When we embark on a meditation path one of the things that starts to fall away is the strong sense of an independent self. We start to move beyond the feeling of 'self' and 'other' and realize that we cannot adequately draw a solid line between the two. This is the realization of 'anatta' - often translated as 'no-self.' However, the realization is not that the self doesn't exist - that is a misconception that often leads to a rather nihilistic reading - but rather that we are unable to separate the self completely from all that is around it. We are all part of a process, not boxes stacked on a shelf.

So when we think about Independence it is a relative thing not an absolute. When a young adult leaves her parents and gets an apartment we say she has become independent - but the causes for her existence, her social and psychological status, her values and attitudes are all still framed and dependent on her experience - even if they are reactions to those experiences. Similarly when a country ceases to be ruled by another there is a level of independence but it is not complete - the country still has to participate in the global order, still has the experiences and traumas of the past and has to build its path in concert with other countries - including the country it became independent from.

One way of understanding our interdependence is to start to think more deeply about things and their causes and connections. In his essay The Heart Sutra: the Fullness of Emptiness Thich Nhat Hanh coins the term 'interbeing' in the following way:

If you are a poet, you will see clearly that there is a cloud floating in this sheet of paper. Without a cloud, there will be no rain; without rain, the trees cannot grow; and without trees, we cannot make paper. The cloud is essential for the paper to exist. If the cloud is not here, the sheet of paper cannot be here either. We can say that the cloud and the paper inter-are. “Interbeing” is a word that is not in the dictionary yet, but if we combine the prefix “inter-” with the verb “to be,” we have a new verb, “inter-be.”

If we look into this sheet of paper even more deeply, we can see the sunshine in it. If the sunshine is not there, the forest cannot grow. In fact, nothing can grow. Even we cannot grow without sunshine.
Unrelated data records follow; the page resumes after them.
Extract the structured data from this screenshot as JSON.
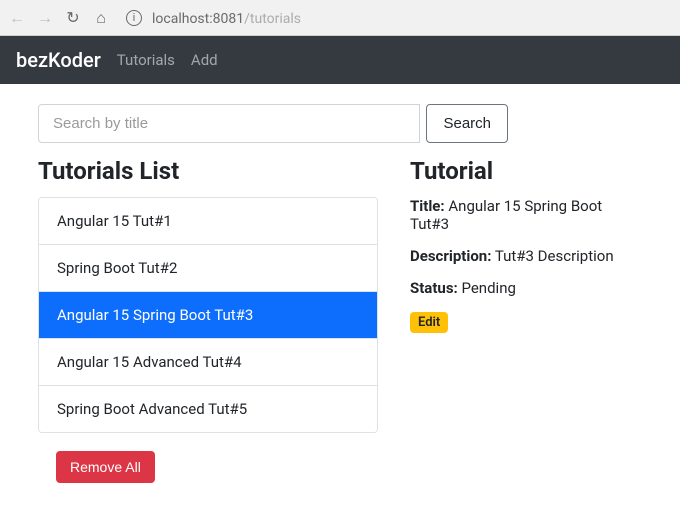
{
  "browser": {
    "host": "localhost:",
    "port": "8081",
    "path": "/tutorials"
  },
  "navbar": {
    "brand": "bezKoder",
    "links": [
      "Tutorials",
      "Add"
    ]
  },
  "search": {
    "placeholder": "Search by title",
    "button": "Search"
  },
  "list": {
    "heading": "Tutorials List",
    "items": [
      "Angular 15 Tut#1",
      "Spring Boot Tut#2",
      "Angular 15 Spring Boot Tut#3",
      "Angular 15 Advanced Tut#4",
      "Spring Boot Advanced Tut#5"
    ],
    "activeIndex": 2,
    "removeAll": "Remove All"
  },
  "detail": {
    "heading": "Tutorial",
    "titleLabel": "Title:",
    "titleValue": "Angular 15 Spring Boot Tut#3",
    "descLabel": "Description:",
    "descValue": "Tut#3 Description",
    "statusLabel": "Status:",
    "statusValue": "Pending",
    "editLabel": "Edit"
  }
}
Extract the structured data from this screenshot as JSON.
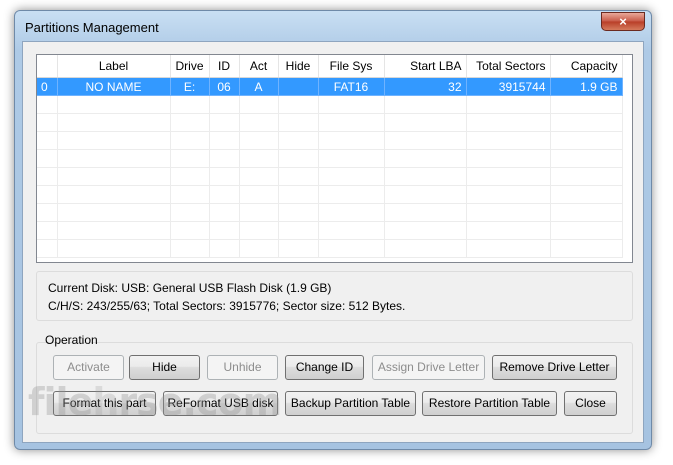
{
  "window": {
    "title": "Partitions Management",
    "close_glyph": "×"
  },
  "table": {
    "columns": [
      "",
      "Label",
      "Drive",
      "ID",
      "Act",
      "Hide",
      "File Sys",
      "Start LBA",
      "Total Sectors",
      "Capacity"
    ],
    "rows": [
      [
        "0",
        "NO NAME",
        "E:",
        "06",
        "A",
        "",
        "FAT16",
        "32",
        "3915744",
        "1.9 GB"
      ]
    ]
  },
  "disk_info": {
    "line1": "Current Disk:   USB: General USB Flash Disk (1.9 GB)",
    "line2": "C/H/S: 243/255/63; Total Sectors: 3915776; Sector size: 512 Bytes."
  },
  "operation": {
    "label": "Operation",
    "buttons": {
      "activate": "Activate",
      "hide": "Hide",
      "unhide": "Unhide",
      "change_id": "Change ID",
      "assign_drive_letter": "Assign Drive Letter",
      "remove_drive_letter": "Remove Drive Letter",
      "format_part": "Format this part",
      "reformat_usb": "ReFormat USB disk",
      "backup_table": "Backup Partition Table",
      "restore_table": "Restore Partition Table",
      "close": "Close"
    }
  },
  "watermark": {
    "left": "file",
    "mid": "h",
    "right": "rse.com"
  }
}
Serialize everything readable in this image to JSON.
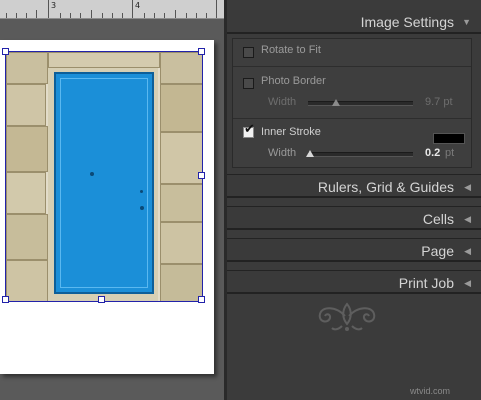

So we know that the sunshine is also in this sheet of paper. The paper and the sunshine inter-are. And if we continue to look, we can see the logger who cut the tree and brought it to the mill to be transformed into paper. And we see the wheat. We know that the logger cannot exist without his daily bread, and therefore the wheat that became his bread is also in this sheet of paper. And the logger’s father and mother are in it too. When we look in this way, we see that without all of these things, this sheet of paper cannot exist.

One of the first meditations I was taught is a very simple one where we sit and contemplate the question "How did I get here?".  This seemingly straightforward contemplation opens up our mind to understand how we are not independent entities, that our 'self' doesn't end at our skin and that we are part of a process. The beauty of the question is that it can be answered at many levels, from the mundane ("I came here by car" - how is it that I own a car..?) to the philosophical ("By committing to meditate" - why and what lead up to that..?). I have done this meditation many, many times and every time the realization is different.

It's a powerful meditation and one I would like to encourage you to try yourself. I have linked below an audio recording from last week of a group of us meditating in this way - if you find it useful in your practice I would encourage you to use it however you wish. 

Wishing you all a wonderful week,


P.S. For the music lovers among you I go into a fun story about connections and interbeing here.

Excerpt from The Heart Sutra: the Fullness of Emptiness From “Awakening of the Heart: Essential Buddhist Sutras and Commentaries,” by Thich Nhat Hanh.